Students Discuss the Bullying Issue

Bentley Holley

Students Discuss the Bullying Issue

Jaxon Garlitz, Reporter

Bullying is not a new problem among high schools across the country. Anti-bullying campaign,, reports that approximately 3.2 million students are victims of some type of harassment from their peers either physically, emotionally, verbally, or electronically. In various surveys, the US government reports that 30% of students admit to bullying fellow students in some way. Only 20-30% of victims report to an adult, and even less actually receive sufficient aid in combating this social epidemic.

“I have friends that have been bullied in places like social media,” junior Jared Hatch said. “People don’t realize they are hurting others.”

However, there is a shift taking place among the student body in regards to bullying, a movement that puts an emphasis on kindness and respect for other students within their school. They want everyone to know that ALL students have a right to a physically safe environment, that there is a line when it comes to social discourse that should remain uncrossed. It is also important to tell people exactly what it is, so that people can recognize the signs.
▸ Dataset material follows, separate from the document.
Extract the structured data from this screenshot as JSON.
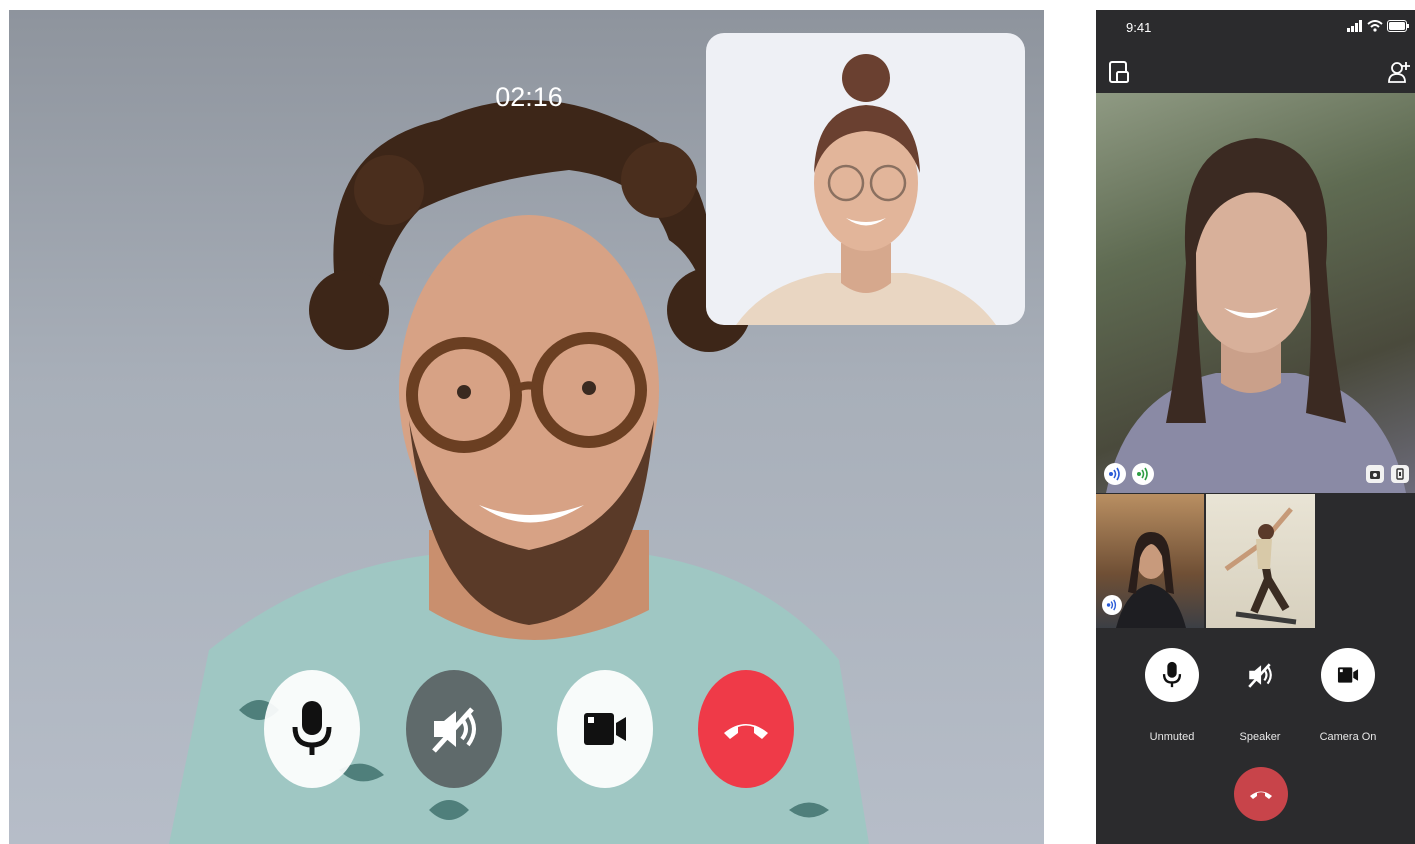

“Bullying is abusing someone (physically or otherwise) because they are different than you, because they act differently,”  senior Ian Cahoon said.

Students of all different backgrounds and ages are united against physical violence against others, but suggest that the real danger comes from verbal and electronic abuse, since it does not leave any evidence and is harder to identify.
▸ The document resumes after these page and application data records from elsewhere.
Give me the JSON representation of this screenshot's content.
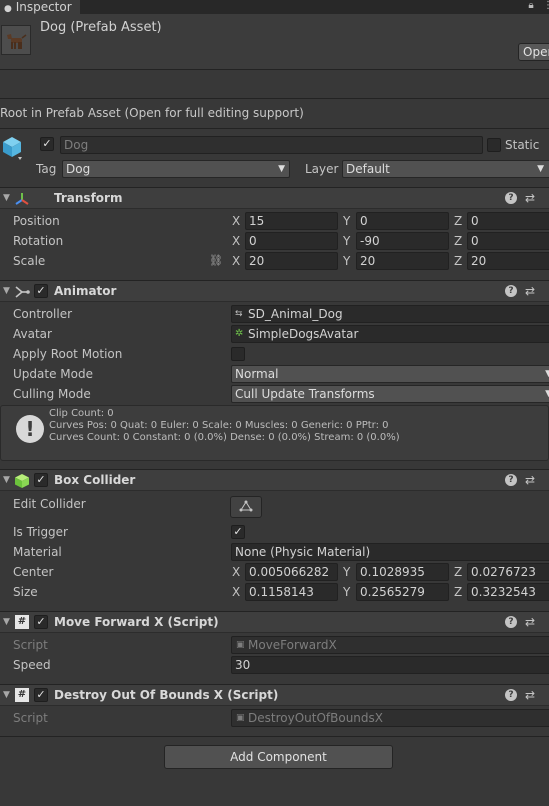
{
  "window": {
    "tab_label": "Inspector",
    "lock_icon": "lock-icon",
    "menu_icon": "kebab-menu-icon"
  },
  "asset": {
    "title": "Dog (Prefab Asset)",
    "open_button": "Open",
    "thumbnail_icon": "dog-thumbnail-icon"
  },
  "info_text": "Root in Prefab Asset (Open for full editing support)",
  "gameobject": {
    "active": true,
    "name": "Dog",
    "static_label": "Static",
    "static": false,
    "tag_label": "Tag",
    "tag_value": "Dog",
    "layer_label": "Layer",
    "layer_value": "Default",
    "icon": "cube-icon"
  },
  "transform": {
    "title": "Transform",
    "icon": "transform-axes-icon",
    "rows": [
      {
        "label": "Position",
        "x": "15",
        "y": "0",
        "z": "0"
      },
      {
        "label": "Rotation",
        "x": "0",
        "y": "-90",
        "z": "0"
      },
      {
        "label": "Scale",
        "x": "20",
        "y": "20",
        "z": "20"
      }
    ],
    "axis_x": "X",
    "axis_y": "Y",
    "axis_z": "Z",
    "constrain_icon": "link-icon"
  },
  "animator": {
    "title": "Animator",
    "icon": "animator-icon",
    "enabled": true,
    "controller_label": "Controller",
    "controller_value": "SD_Animal_Dog",
    "avatar_label": "Avatar",
    "avatar_value": "SimpleDogsAvatar",
    "apply_root_motion_label": "Apply Root Motion",
    "apply_root_motion": false,
    "update_mode_label": "Update Mode",
    "update_mode_value": "Normal",
    "culling_mode_label": "Culling Mode",
    "culling_mode_value": "Cull Update Transforms",
    "info_lines": [
      "Clip Count: 0",
      "Curves Pos: 0 Quat: 0 Euler: 0 Scale: 0 Muscles: 0 Generic: 0 PPtr: 0",
      "Curves Count: 0 Constant: 0 (0.0%) Dense: 0 (0.0%) Stream: 0 (0.0%)"
    ]
  },
  "box_collider": {
    "title": "Box Collider",
    "icon": "box-collider-icon",
    "enabled": true,
    "edit_collider_label": "Edit Collider",
    "edit_collider_icon": "edit-bounds-icon",
    "is_trigger_label": "Is Trigger",
    "is_trigger": true,
    "material_label": "Material",
    "material_value": "None (Physic Material)",
    "center_label": "Center",
    "center": {
      "x": "0.005066282",
      "y": "0.1028935",
      "z": "0.0276723"
    },
    "size_label": "Size",
    "size": {
      "x": "0.1158143",
      "y": "0.2565279",
      "z": "0.3232543"
    }
  },
  "move_forward": {
    "title": "Move Forward X (Script)",
    "icon": "script-icon",
    "enabled": true,
    "script_label": "Script",
    "script_value": "MoveForwardX",
    "speed_label": "Speed",
    "speed_value": "30"
  },
  "destroy_oob": {
    "title": "Destroy Out Of Bounds X (Script)",
    "icon": "script-icon",
    "enabled": true,
    "script_label": "Script",
    "script_value": "DestroyOutOfBoundsX"
  },
  "add_component_label": "Add Component",
  "header_icons": {
    "help": "?",
    "settings": "⇄"
  },
  "checkmark": "✓",
  "fold_arrow": "▼"
}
“I think you can tell when someone is saying something serious, but hiding it as a joke, so they cannot get in trouble for it,” senior Lily Barnes said. “I think every girl goes through things like gossip, because people like to talk.”

Students are sick of the abuse that other students suffer, and they want to be part of the generation that finally eradicates teasing both online and offline.

“Just don’t, there’s no reason to make fun of someone,” Hatch said.

“They need to get their crap together,” senior Dani Richardson said .

“It’s not your place to decide how this person should act or how they should look,” Barnes said.

Students are also endorsing a new kind of approach to what others like, and to be more accepting of others opinions and hobbies. They feel like students do not have to subscribe to what they like or do, but that everyone deserves respect for having their own interests.

“Defend their beliefs,” Barnes said. “If someone say’s someone’s a dork, stand up for them.”

The common belief among students is that many people take jokes way too personally. But students are beginning to coalesce behind this belief that if people watch what they say, high schools will have a smaller rate of bullying. The concept is similar to the famous “Golden Rule” dictating that every students own character and treatment of others will result in a kinder and safer world.